This week has seen a definite unclogging of the word drain in my writing, and I’m super-excited. So excited, in fact, that I used the word “super” and even hyphenated it. Don’t judge.
I’m currently working on three distinct pieces – one, a novel, is stewing on the back burner at the moment. Two others are short stories. One of those, with a working title of Trial by Fire, had reached the point where I had written as many words as possible with what I knew about the plot, but couldn’t seem to figure out the motivation for one particular point of action between the two main characters. It was irritating me, as I knew I wanted the characters to be who I described them to be, but I didn’t know why they were meeting in this story. I didn’t know what the purpose was, or how it would end.
As a new fiction writer, it has been easy for me to flounder when I run up on these kinds of obstacles because I simply don’t know if what I’m experiencing or what is hanging me up is common for all writers, or somehow a result of something I’m doing wrong, or what. I do have friends who are writers, and I’ve read plenty of great books about writing, but when it’s me, the keyboard or notebook, and my words, it’s easy to get all tangled up in my own head and not see a way out. Maybe you know what I mean?

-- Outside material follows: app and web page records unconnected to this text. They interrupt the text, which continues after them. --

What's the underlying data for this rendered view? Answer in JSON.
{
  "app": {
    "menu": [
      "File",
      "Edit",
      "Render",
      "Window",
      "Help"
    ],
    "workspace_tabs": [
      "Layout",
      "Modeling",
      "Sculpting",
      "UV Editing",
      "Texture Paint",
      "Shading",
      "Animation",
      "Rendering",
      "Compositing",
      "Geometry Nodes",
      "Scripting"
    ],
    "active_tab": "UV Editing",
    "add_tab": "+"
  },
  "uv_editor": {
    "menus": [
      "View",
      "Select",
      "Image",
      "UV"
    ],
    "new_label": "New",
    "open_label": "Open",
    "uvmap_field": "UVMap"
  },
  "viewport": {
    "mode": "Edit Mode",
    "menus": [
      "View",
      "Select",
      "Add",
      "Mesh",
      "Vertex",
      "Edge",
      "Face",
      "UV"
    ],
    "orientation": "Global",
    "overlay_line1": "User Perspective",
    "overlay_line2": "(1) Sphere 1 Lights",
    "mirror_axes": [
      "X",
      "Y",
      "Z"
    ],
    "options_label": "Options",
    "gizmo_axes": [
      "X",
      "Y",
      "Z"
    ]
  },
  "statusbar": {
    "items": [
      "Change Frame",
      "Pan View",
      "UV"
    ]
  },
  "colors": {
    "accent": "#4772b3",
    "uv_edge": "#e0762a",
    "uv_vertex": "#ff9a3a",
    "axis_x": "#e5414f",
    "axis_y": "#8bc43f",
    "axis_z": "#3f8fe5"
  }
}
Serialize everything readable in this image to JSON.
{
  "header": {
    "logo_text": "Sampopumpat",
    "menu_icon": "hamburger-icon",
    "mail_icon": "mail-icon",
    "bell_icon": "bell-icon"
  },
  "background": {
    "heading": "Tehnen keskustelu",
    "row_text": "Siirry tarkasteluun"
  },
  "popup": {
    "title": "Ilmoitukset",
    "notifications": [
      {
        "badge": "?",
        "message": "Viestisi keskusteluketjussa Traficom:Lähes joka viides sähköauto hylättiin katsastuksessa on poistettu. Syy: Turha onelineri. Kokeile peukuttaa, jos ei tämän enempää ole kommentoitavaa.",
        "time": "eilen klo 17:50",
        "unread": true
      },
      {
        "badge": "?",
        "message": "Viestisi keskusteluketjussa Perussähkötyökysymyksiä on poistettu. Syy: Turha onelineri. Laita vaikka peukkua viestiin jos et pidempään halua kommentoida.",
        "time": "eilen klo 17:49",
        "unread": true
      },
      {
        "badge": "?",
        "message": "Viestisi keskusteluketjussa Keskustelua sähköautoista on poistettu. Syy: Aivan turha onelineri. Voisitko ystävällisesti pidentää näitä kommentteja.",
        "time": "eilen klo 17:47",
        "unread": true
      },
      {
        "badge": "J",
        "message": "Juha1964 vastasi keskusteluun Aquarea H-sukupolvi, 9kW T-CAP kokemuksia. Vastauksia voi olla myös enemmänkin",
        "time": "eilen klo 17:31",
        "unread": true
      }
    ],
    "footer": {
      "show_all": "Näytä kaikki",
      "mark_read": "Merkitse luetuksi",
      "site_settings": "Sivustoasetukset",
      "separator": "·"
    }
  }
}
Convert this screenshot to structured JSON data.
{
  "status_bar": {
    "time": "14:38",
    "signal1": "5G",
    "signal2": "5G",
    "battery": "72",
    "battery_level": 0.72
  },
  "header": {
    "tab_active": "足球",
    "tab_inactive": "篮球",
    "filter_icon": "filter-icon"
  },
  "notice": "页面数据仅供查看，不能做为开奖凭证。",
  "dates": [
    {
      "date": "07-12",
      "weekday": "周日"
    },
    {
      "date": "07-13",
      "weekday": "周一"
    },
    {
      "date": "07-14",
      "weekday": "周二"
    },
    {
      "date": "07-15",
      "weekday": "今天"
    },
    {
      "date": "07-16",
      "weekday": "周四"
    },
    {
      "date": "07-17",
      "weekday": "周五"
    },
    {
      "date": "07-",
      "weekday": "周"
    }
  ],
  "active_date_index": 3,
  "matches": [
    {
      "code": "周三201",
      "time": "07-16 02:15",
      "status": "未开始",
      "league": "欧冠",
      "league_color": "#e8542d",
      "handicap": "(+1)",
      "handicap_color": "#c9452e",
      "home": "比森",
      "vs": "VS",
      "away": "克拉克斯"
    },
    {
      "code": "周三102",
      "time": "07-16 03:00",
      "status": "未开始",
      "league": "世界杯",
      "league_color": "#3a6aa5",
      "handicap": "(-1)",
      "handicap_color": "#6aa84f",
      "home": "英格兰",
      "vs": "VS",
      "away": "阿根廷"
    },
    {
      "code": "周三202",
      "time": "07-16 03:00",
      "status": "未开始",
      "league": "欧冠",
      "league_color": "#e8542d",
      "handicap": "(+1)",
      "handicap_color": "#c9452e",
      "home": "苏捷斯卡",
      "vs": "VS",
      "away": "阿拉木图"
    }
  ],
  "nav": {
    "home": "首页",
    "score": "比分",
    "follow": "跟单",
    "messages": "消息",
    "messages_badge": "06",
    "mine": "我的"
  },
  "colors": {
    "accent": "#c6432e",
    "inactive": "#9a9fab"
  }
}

So, while my son was at a day camp this morning, I sat down at a little table in the corner of a bookstore and opened a notebook to a blank page and started asking myself questions; “What is the father wanting to tell the daughter?” was the first one. I then wrote three answers… one I didn’t like, one wasn’t bad, then, on the third one, I knew – THAT WAS THE ANSWER. I had finally hit on the elusive reason for their meeting, and now they can have a conversation.
WHAT A RELIEF!!!
From there, I wrote two more questions that follow from the answer to the first, and answered those. I can’t tell you how exciting it was to finally feel that drain unclog!!! I knew after I filled that page that I would be able to finish the story. I know what the arc will be, what the tension is, how my main characters will interact, and finally, how it will end.
I don’t know where the idea to write questions came from – probably something I read somewhere else – but I highly recommend it as a method of working through points in your writing that don’t make sense. Rather than just trying to “figure it out”, write out questions that would lead to an answer to your challenge – then write the first thing that comes to you. If you don’t like it, discard it and keep going.
My good friend, and fellow “almost famous” writer, Talya, also believes that being surrounded by books in a bookstore or library helps her write. After today, I am inclined to believe she’s onto something.